======== Task data

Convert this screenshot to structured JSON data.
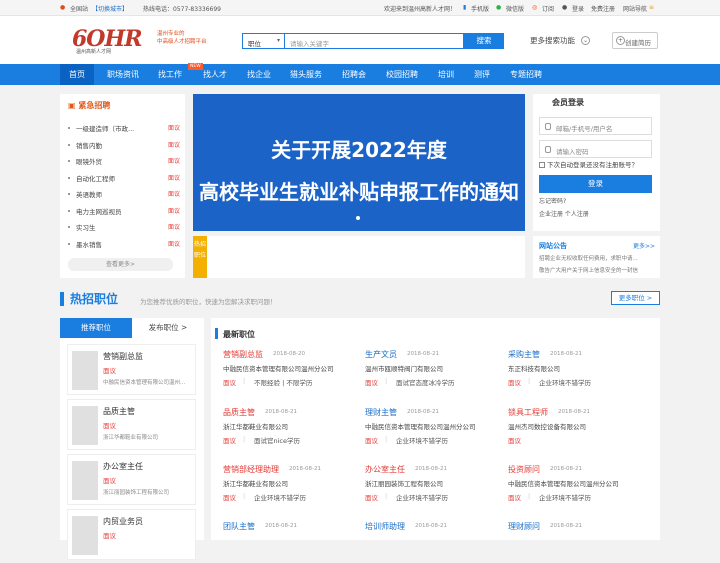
{
  "topbar": {
    "site": "全国站",
    "switch_city": "【切换城市】",
    "hotline": "热线电话：0577-83336699",
    "welcome": "欢迎来到温州高新人才网！",
    "mobile": "手机版",
    "wechat": "微信版",
    "subscribe": "订阅",
    "login": "登录",
    "register": "免费注册",
    "sitemap": "网站导航"
  },
  "header": {
    "logo_text": "6OHR",
    "logo_sub": "温州高新人才网",
    "slogan_line1": "温州专业的",
    "slogan_line2": "中高级人才招聘平台",
    "search_type": "职位",
    "search_placeholder": "请输入关键字",
    "search_button": "搜索",
    "more_search": "更多搜索功能",
    "create_resume": "创建简历"
  },
  "nav": {
    "items": [
      "首页",
      "职场资讯",
      "找工作",
      "找人才",
      "找企业",
      "猎头服务",
      "招聘会",
      "校园招聘",
      "培训",
      "测评",
      "专题招聘"
    ],
    "new_badge": "NEW"
  },
  "urgent": {
    "title": "紧急招聘",
    "items": [
      {
        "title": "一级建造师（市政...",
        "salary": "面议"
      },
      {
        "title": "销售内勤",
        "salary": "面议"
      },
      {
        "title": "眼镜外贸",
        "salary": "面议"
      },
      {
        "title": "自动化工程师",
        "salary": "面议"
      },
      {
        "title": "英语教师",
        "salary": "面议"
      },
      {
        "title": "电力主网巡视员",
        "salary": "面议"
      },
      {
        "title": "实习生",
        "salary": "面议"
      },
      {
        "title": "墨水销售",
        "salary": "面议"
      }
    ],
    "see_more": "查看更多>"
  },
  "banner": {
    "line1": "关于开展2022年度",
    "line2": "高校毕业生就业补贴申报工作的通知"
  },
  "ad_tag": "热招职位",
  "login": {
    "title": "会员登录",
    "user_placeholder": "邮箱/手机号/用户名",
    "pass_placeholder": "请输入密码",
    "remember": "下次自动登录还没有注册账号？",
    "button": "登录",
    "forgot": "忘记密码?",
    "reg_links": "企业注册  个人注册"
  },
  "notice": {
    "title": "网站公告",
    "more": "更多>>",
    "items": [
      "招聘企业无权收取任何费用，求职中请...",
      "敬告广大用户关于网上信息安全的一封信"
    ]
  },
  "hot": {
    "title": "热招职位",
    "subtitle": "为您推荐优质的职位，快速为您解决求职问题！",
    "more": "更多职位 >",
    "tab_recommend": "推荐职位",
    "tab_publish": "发布职位 >"
  },
  "cards": [
    {
      "name": "营销副总监",
      "salary": "面议",
      "company": "中融民信资本管理有限公司温州..."
    },
    {
      "name": "品质主管",
      "salary": "面议",
      "company": "浙江华都鞋业有限公司"
    },
    {
      "name": "办公室主任",
      "salary": "面议",
      "company": "浙江丽园装饰工程有限公司"
    },
    {
      "name": "内贸业务员",
      "salary": "面议",
      "company": ""
    }
  ],
  "latest": {
    "title": "最新职位",
    "jobs": [
      {
        "name": "营销副总监",
        "date": "2018-08-20",
        "company": "中融民信资本管理有限公司温州分公司",
        "salary": "面议",
        "req": "不限经验  |  不限学历",
        "style": "red"
      },
      {
        "name": "生产文员",
        "date": "2018-08-21",
        "company": "温州市瓯顺特阀门有限公司",
        "salary": "面议",
        "req": "面试官态度冰冷学历",
        "style": "blue"
      },
      {
        "name": "采购主管",
        "date": "2018-08-21",
        "company": "东正科技有限公司",
        "salary": "面议",
        "req": "企业环境不错学历",
        "style": "blue"
      },
      {
        "name": "品质主管",
        "date": "2018-08-21",
        "company": "浙江华都鞋业有限公司",
        "salary": "面议",
        "req": "面试官nice学历",
        "style": "red"
      },
      {
        "name": "理财主管",
        "date": "2018-08-21",
        "company": "中融民信资本管理有限公司温州分公司",
        "salary": "面议",
        "req": "企业环境不错学历",
        "style": "blue"
      },
      {
        "name": "锁具工程师",
        "date": "2018-08-21",
        "company": "温州杰司数控设备有限公司",
        "salary": "面议",
        "req": "",
        "style": "red"
      },
      {
        "name": "营销部经理助理",
        "date": "2018-08-21",
        "company": "浙江华都鞋业有限公司",
        "salary": "面议",
        "req": "企业环境不错学历",
        "style": "red"
      },
      {
        "name": "办公室主任",
        "date": "2018-08-21",
        "company": "浙江丽园装饰工程有限公司",
        "salary": "面议",
        "req": "企业环境不错学历",
        "style": "red"
      },
      {
        "name": "投资顾问",
        "date": "2018-08-21",
        "company": "中融民信资本管理有限公司温州分公司",
        "salary": "面议",
        "req": "企业环境不错学历",
        "style": "red"
      },
      {
        "name": "团队主管",
        "date": "2018-08-21",
        "company": "",
        "salary": "",
        "req": "",
        "style": "blue"
      },
      {
        "name": "培训师助理",
        "date": "2018-08-21",
        "company": "",
        "salary": "",
        "req": "",
        "style": "blue"
      },
      {
        "name": "理财顾问",
        "date": "2018-08-21",
        "company": "",
        "salary": "",
        "req": "",
        "style": "blue"
      }
    ]
  }
}
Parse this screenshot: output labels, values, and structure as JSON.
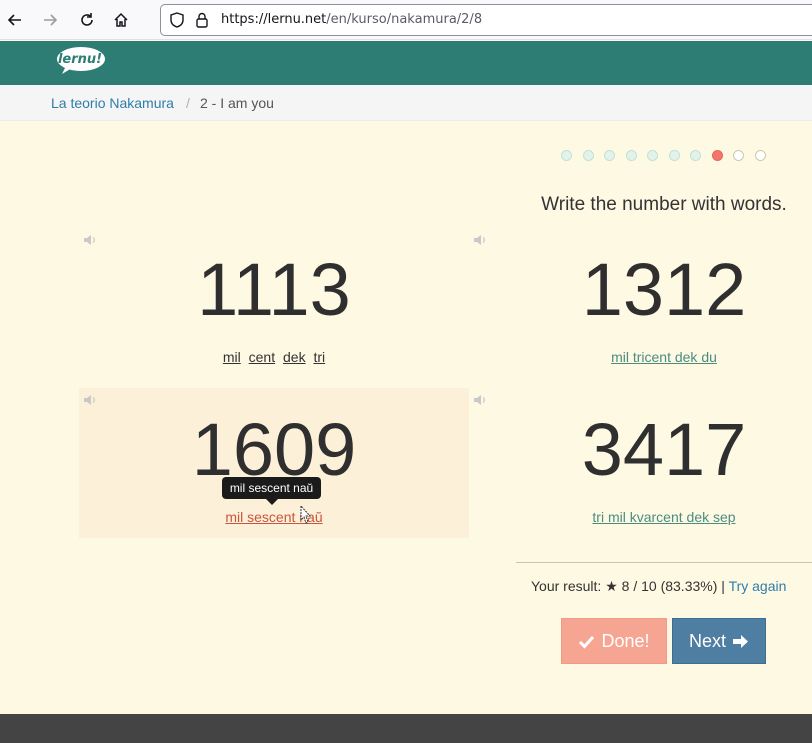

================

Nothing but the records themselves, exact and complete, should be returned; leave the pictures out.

Convert this screenshot to structured JSON data.
{
  "topbar": {
    "site": "全国站",
    "switch_city": "【切换城市】",
    "hotline": "热线电话：0577-83336699",
    "welcome": "欢迎来到温州高新人才网！",
    "mobile": "手机版",
    "wechat": "微信版",
    "subscribe": "订阅",
    "login": "登录",
    "register": "免费注册",
    "sitemap": "网站导航"
  },
  "header": {
    "logo_text": "6OHR",
    "logo_sub": "温州高新人才网",
    "slogan_line1": "温州专业的",
    "slogan_line2": "中高级人才招聘平台",
    "search_type": "职位",
    "search_placeholder": "请输入关键字",
    "search_button": "搜索",
    "more_search": "更多搜索功能",
    "create_resume": "创建简历"
  },
  "nav": {
    "items": [
      "首页",
      "职场资讯",
      "找工作",
      "找人才",
      "找企业",
      "猎头服务",
      "招聘会",
      "校园招聘",
      "培训",
      "测评",
      "专题招聘"
    ],
    "new_badge": "NEW"
  },
  "urgent": {
    "title": "紧急招聘",
    "items": [
      {
        "title": "一级建造师（市政...",
        "salary": "面议"
      },
      {
        "title": "销售内勤",
        "salary": "面议"
      },
      {
        "title": "眼镜外贸",
        "salary": "面议"
      },
      {
        "title": "自动化工程师",
        "salary": "面议"
      },
      {
        "title": "英语教师",
        "salary": "面议"
      },
      {
        "title": "电力主网巡视员",
        "salary": "面议"
      },
      {
        "title": "实习生",
        "salary": "面议"
      },
      {
        "title": "墨水销售",
        "salary": "面议"
      }
    ],
    "see_more": "查看更多>"
  },
  "banner": {
    "line1": "关于开展2022年度",
    "line2": "高校毕业生就业补贴申报工作的通知"
  },
  "ad_tag": "热招职位",
  "login": {
    "title": "会员登录",
    "user_placeholder": "邮箱/手机号/用户名",
    "pass_placeholder": "请输入密码",
    "remember": "下次自动登录还没有注册账号？",
    "button": "登录",
    "forgot": "忘记密码?",
    "reg_links": "企业注册  个人注册"
  },
  "notice": {
    "title": "网站公告",
    "more": "更多>>",
    "items": [
      "招聘企业无权收取任何费用，求职中请...",
      "敬告广大用户关于网上信息安全的一封信"
    ]
  },
  "hot": {
    "title": "热招职位",
    "subtitle": "为您推荐优质的职位，快速为您解决求职问题！",
    "more": "更多职位 >",
    "tab_recommend": "推荐职位",
    "tab_publish": "发布职位 >"
  },
  "cards": [
    {
      "name": "营销副总监",
      "salary": "面议",
      "company": "中融民信资本管理有限公司温州..."
    },
    {
      "name": "品质主管",
      "salary": "面议",
      "company": "浙江华都鞋业有限公司"
    },
    {
      "name": "办公室主任",
      "salary": "面议",
      "company": "浙江丽园装饰工程有限公司"
    },
    {
      "name": "内贸业务员",
      "salary": "面议",
      "company": ""
    }
  ],
  "latest": {
    "title": "最新职位",
    "jobs": [
      {
        "name": "营销副总监",
        "date": "2018-08-20",
        "company": "中融民信资本管理有限公司温州分公司",
        "salary": "面议",
        "req": "不限经验  |  不限学历",
        "style": "red"
      },
      {
        "name": "生产文员",
        "date": "2018-08-21",
        "company": "温州市瓯顺特阀门有限公司",
        "salary": "面议",
        "req": "面试官态度冰冷学历",
        "style": "blue"
      },
      {
        "name": "采购主管",
        "date": "2018-08-21",
        "company": "东正科技有限公司",
        "salary": "面议",
        "req": "企业环境不错学历",
        "style": "blue"
      },
      {
        "name": "品质主管",
        "date": "2018-08-21",
        "company": "浙江华都鞋业有限公司",
        "salary": "面议",
        "req": "面试官nice学历",
        "style": "red"
      },
      {
        "name": "理财主管",
        "date": "2018-08-21",
        "company": "中融民信资本管理有限公司温州分公司",
        "salary": "面议",
        "req": "企业环境不错学历",
        "style": "blue"
      },
      {
        "name": "锁具工程师",
        "date": "2018-08-21",
        "company": "温州杰司数控设备有限公司",
        "salary": "面议",
        "req": "",
        "style": "red"
      },
      {
        "name": "营销部经理助理",
        "date": "2018-08-21",
        "company": "浙江华都鞋业有限公司",
        "salary": "面议",
        "req": "企业环境不错学历",
        "style": "red"
      },
      {
        "name": "办公室主任",
        "date": "2018-08-21",
        "company": "浙江丽园装饰工程有限公司",
        "salary": "面议",
        "req": "企业环境不错学历",
        "style": "red"
      },
      {
        "name": "投资顾问",
        "date": "2018-08-21",
        "company": "中融民信资本管理有限公司温州分公司",
        "salary": "面议",
        "req": "企业环境不错学历",
        "style": "red"
      },
      {
        "name": "团队主管",
        "date": "2018-08-21",
        "company": "",
        "salary": "",
        "req": "",
        "style": "blue"
      },
      {
        "name": "培训师助理",
        "date": "2018-08-21",
        "company": "",
        "salary": "",
        "req": "",
        "style": "blue"
      },
      {
        "name": "理财顾问",
        "date": "2018-08-21",
        "company": "",
        "salary": "",
        "req": "",
        "style": "blue"
      }
    ]
  }
}
Parse this screenshot: output labels, values, and structure as JSON.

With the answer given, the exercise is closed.